Nearly as important, is the arrival of the poo-kaari with her grass bundle of flowers. In this case, my grandmother doesn't actually see the poo-kaari. She only hears the odd scramble of the grass against the door as the small woman tucks the bundle behind the latch.

When lying down, my grandmother typically takes time to get off bed to reach the door or telephone. In the interim, as she grips first the bed and then the walls for support, she will advertise the identity of the person she believes is at the entrance or at the phone:
"Must be Baba. He hasn't called in nine days. Must be Baba."

I notice that she does this even if, at the time the telephone (or door-bell) rings, she is positioned close to the telephone (or door). If this is the case, she merely says it much faster, in a hasty rumble-off-the-cliff way, as if all that matters between her and eternity is that she has said those words:
"MustBaba. Hasn't calledninedays. Baba."

When my grandmother speaks of the way her mother was ill-treated by her brother before she died, she is most passionate when she recounts the way her mother was denied her quota of television. The television is an old person's only friend, she says.
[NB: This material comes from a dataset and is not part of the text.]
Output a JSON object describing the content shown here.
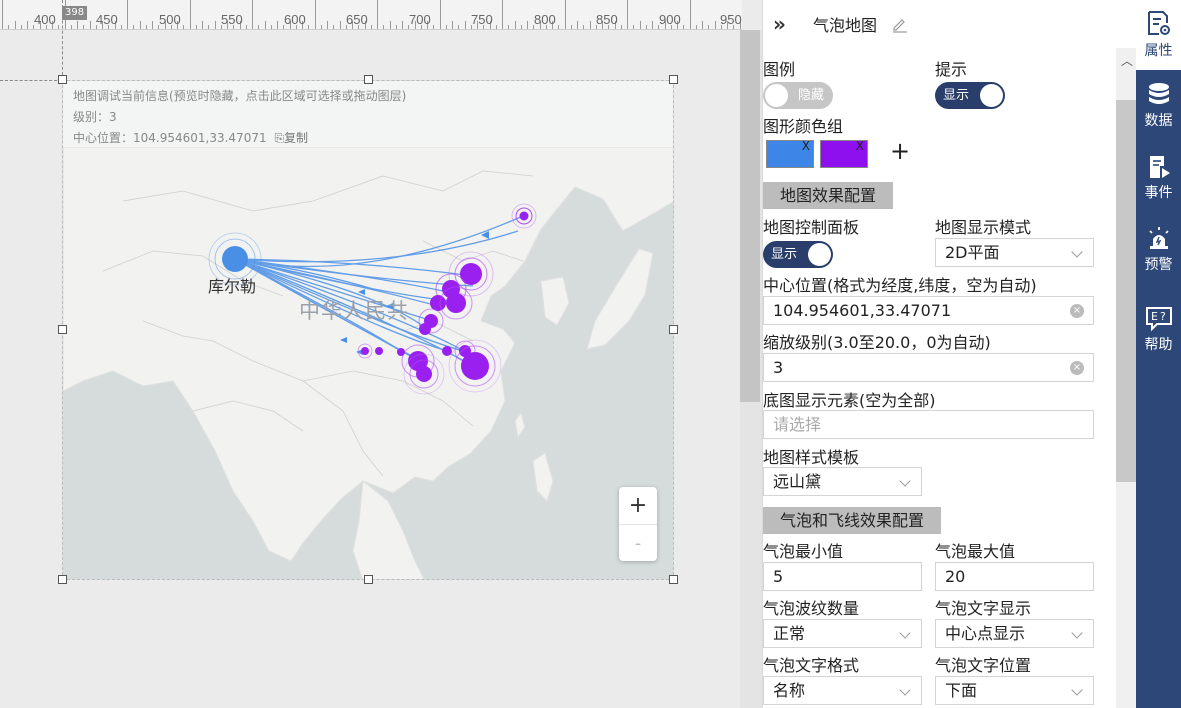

Never take from an old person her television.

And so my grandmother, the seasoned, Tamil, pottu-wearing Eleanor Rigby will pass before me as a mirage of that which is observed in particles but never assembled.